"I know what I've been told, and what I can imagine. I know what I, myself, have felt. "
Alma said, disgusted, "You're stealing from them. Some people you didn't even know. And other prisoners in 'D-Dash--'"
"--in that place, you're pretending you were there with them."
Somehow, this seemed to Alma the most repulsive act of all.
"You made 'Dash-aw' up, too, didn't you! You made it all up! You pretended you were there, and you weren't. It's all lies." (252)
Joshua sees fiction as a form of imaginative ventriloquism, motivated by the need to restore a "voice" to those who have been silenced. (This position will sound familiar to anyone who has read some of the recent scholarship on Holocaust fiction.) His self-justification, while in and of itself unexceptionable, nevertheless sounds inauspiciously subjective: he may be writing for others, but he certainly refers to "I" quite a bit. Alma, meanwhile, balks at Joshua's claim that imagination can produce truth; she identifies witnessing with reportage. For her, experiences are concrete in their particularity--an experience is a thing that belongs to one person. If an author imagines your experience, that is, you lose instead of gain. Given how intensely the novel identifies Alma's identity with her body, it's not surprising that she imagines memory in materialist terms. Nevertheless, her position rules not only Holocaust fiction but also historical fiction and even fiction per se out of court.
To a certain extent, the narrative suggests that Joshua's fiction was, if not misguided, at least not written for the reasons he claims; in a drug haze, he admits that "I couldn't tell the truth. They tried to buy their way out--to deny that they were Jews. I lied for them!" (273) Joshua, who can barely stand up under the weight of his own past, writes a novel that is, in effect, revisionist myth: unable to face his ancestors' survival tactic, he makes them stick to their identity guns instead. In one sense, Alma is, paradoxically enough, correct. His "lies" benefit himself instead of his ancestors: he appropriates their experiences in order to lighten the historical burden for himself. (There's an immediate parallel in his sister, Jet, who keeps trying to speak for Joshua--with ultimately unfortunate consequences for Alma.) Given the number of literal and metaphorical crematoria in this novel, one has to wonder to what extent we're supposed to see Joshua reenacting Judaism's obliteration. But--and here's the problem--this revelation allows Oates to sidestep the metafictional questions raised by Alma's anger. To what extent can any author escape Joshua's position, even with the best intentions?
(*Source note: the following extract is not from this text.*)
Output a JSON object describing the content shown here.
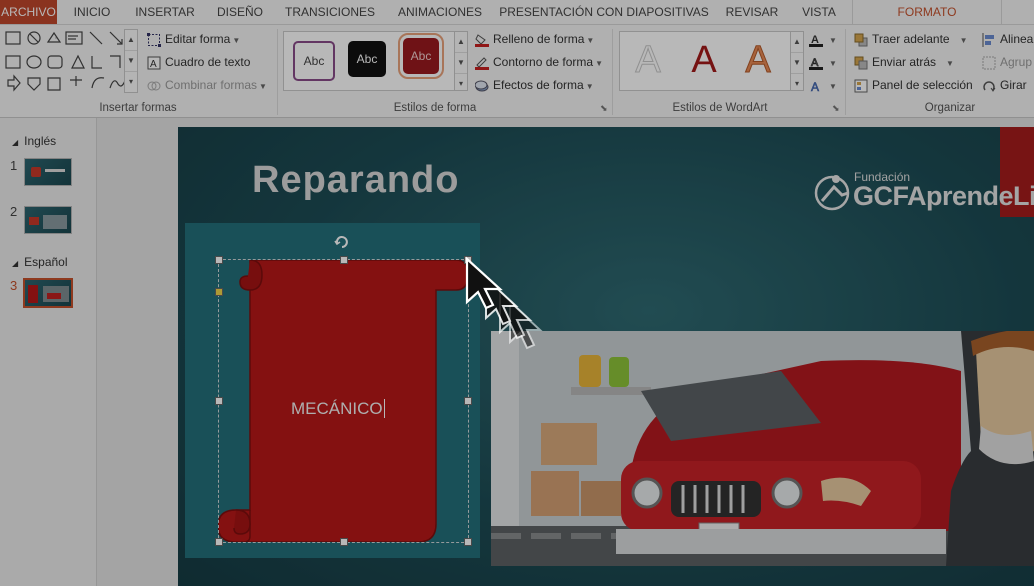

Is there an "ethical imagination," so to speak? Now, like Dan Green, I don't think Oates needs to be in the business of offering solutions to Big Questions--that's not something fiction is equipped for or even good at, as far as I can tell--but if she's going to bring up these questions and then propose local solutions, shouldn't she then face their larger implications for her own work? After all, aren't there ethical issues involved in her own publisher's claims for the novel's purpose? For this reader, at least, the facile intellectual quality I mentioned produced an unpleasant aesthetic effect--a kind of half-woven tapestry.